THE PROBLEM:
For this exercise, restate the records word for word.

(Beginning of DATA SHOWN)

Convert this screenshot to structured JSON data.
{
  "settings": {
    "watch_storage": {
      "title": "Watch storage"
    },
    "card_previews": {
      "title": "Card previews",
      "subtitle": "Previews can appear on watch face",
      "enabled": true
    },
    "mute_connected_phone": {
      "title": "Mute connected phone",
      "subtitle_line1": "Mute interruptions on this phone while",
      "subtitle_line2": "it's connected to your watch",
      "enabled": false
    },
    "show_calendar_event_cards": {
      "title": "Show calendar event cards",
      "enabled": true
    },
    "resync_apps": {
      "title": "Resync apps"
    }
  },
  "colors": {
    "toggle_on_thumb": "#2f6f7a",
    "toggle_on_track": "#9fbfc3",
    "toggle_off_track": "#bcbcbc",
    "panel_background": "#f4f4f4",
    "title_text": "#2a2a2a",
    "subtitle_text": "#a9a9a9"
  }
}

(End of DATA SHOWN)

WRITTEN REPLY:
Convert this screenshot to structured JSON data.
{
  "settings": {
    "watch_storage": {
      "title": "Watch storage"
    },
    "card_previews": {
      "title": "Card previews",
      "subtitle": "Previews can appear on watch face",
      "enabled": true
    },
    "mute_connected_phone": {
      "title": "Mute connected phone",
      "subtitle_line1": "Mute interruptions on this phone while",
      "subtitle_line2": "it's connected to your watch",
      "enabled": false
    },
    "show_calendar_event_cards": {
      "title": "Show calendar event cards",
      "enabled": true
    },
    "resync_apps": {
      "title": "Resync apps"
    }
  },
  "colors": {
    "toggle_on_thumb": "#2f6f7a",
    "toggle_on_track": "#9fbfc3",
    "toggle_off_track": "#bcbcbc",
    "panel_background": "#f4f4f4",
    "title_text": "#2a2a2a",
    "subtitle_text": "#a9a9a9"
  }
}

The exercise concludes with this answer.